He said that he has “learned a great deal” from his time on both the Planning Board and School Board, and “look[s] forward to applying those insights to village government. I did not anticipate becoming so involved, but I’ve enjoyed looking at our local issues with my financial background and believe I’m offering a useful perspective.”
“Boards are comprised of individuals with different styles and strengths,” he continued. “I wrote a letter in this paper last spring thanking Patrick Rausch for 16 years of service on the School Board. While Patrick and I disagreed at times, I also found him incredibly insightful other times. He reminded me there is room to disagree on details, because when we stepped back, we both cared deeply about public education’s broader mission.”
As to what would be the “mission” of a Rogers administration, the candidate emphasizes housing, zoning code and infrastructure issues as needing attention. “I would like to see more Village Board support for our village staff. We have several individuals who take pride and do great work in the treasurer’s office, public works and building department. I’d like to review with them whether there are ways to improve or update their operations. But better village planning and cooperation with the town regarding infrastructure solutions for sewer, stormwater, drinking water and potential development are the most important big-picture tasks. However, planning is futile without code enforcement. Village building department code enforcement is a process that needs better board supervision and quite possibly an overhaul.”
Rogers cites a situation that has occupied much of the Planning Board’s energy recently as an example of New Paltz’s intractable problem of substandard off-campus housing for SUNY students: “I’ve spent countless hours during the last year trying to understand the housing complex at 2 Mohonk Avenue, after its developer pursued an action against the village challenging our zoning laws. This housing is unsafe for residents and volunteer firemen and desperately needs remediation. Additionally, the project compromises our community character and tax base. I’m also concerned about the effects on its student residents.
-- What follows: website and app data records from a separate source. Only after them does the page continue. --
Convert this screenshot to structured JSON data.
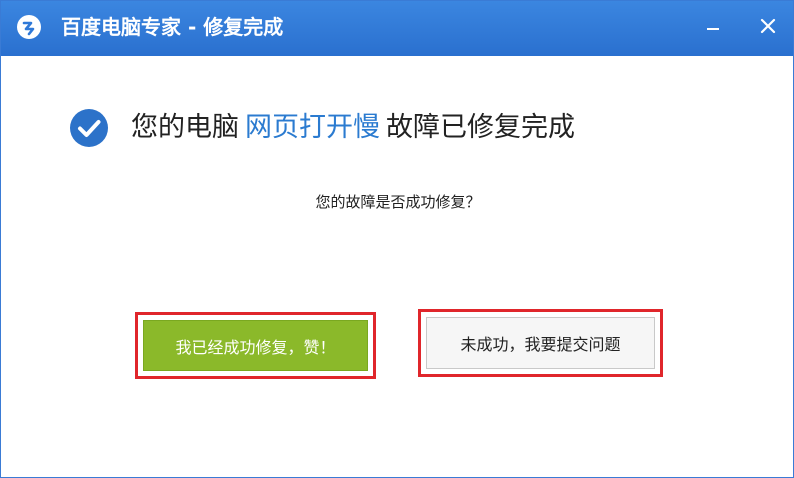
{
  "window": {
    "title": "百度电脑专家 - 修复完成",
    "minimize_symbol": "–",
    "close_symbol": "✕"
  },
  "status": {
    "prefix": "您的电脑",
    "issue_name": "网页打开慢",
    "suffix": "故障已修复完成"
  },
  "question": "您的故障是否成功修复？",
  "buttons": {
    "success_label": "我已经成功修复，赞！",
    "fail_label": "未成功，我要提交问题"
  },
  "icons": {
    "app_logo": "baidu-pc-expert-logo-icon",
    "success": "check-circle-icon"
  },
  "colors": {
    "titlebar": "#2f79d8",
    "accent_link": "#2b7bd0",
    "success_button": "#8bb92a",
    "highlight_frame": "#e0262b"
  }
}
They have been misled to believe they were renting safe and legal housing while pursuing school, and instead are being distracted because our village code has not been enforced.”
One potentially costly item likely to require attention early in the next mayoral term is the decision of how to make Village Hall more energy-efficient, and here Rogers feels that he is on firm ground given his professional experience. “Using my investment knowledge of energy markets, I’ve attempted to raise awareness about fracked natural gas use in our community. I find this especially important considering our local laws prohibiting natural gas exploration and disposal of its waste,” he said. “A thorough and independent cost analysis must be performed whenever considering any investment to convert or upgrade heating and cooling mechanicals. The Village Board has been considering a mechanicals upgrade costing approximately $100,000.”
With each of the three announced mayoral candidates so far emphasizing different aspects of what it takes to run a Village well, upcoming debates should be wide-ranging and touch on many issues that are important to different segments of the New Paltz electorate. And all three have expressed a desire to keep issues, not personalities, the focus of discussion. Sounds like a hopeful place from which to start a campaign.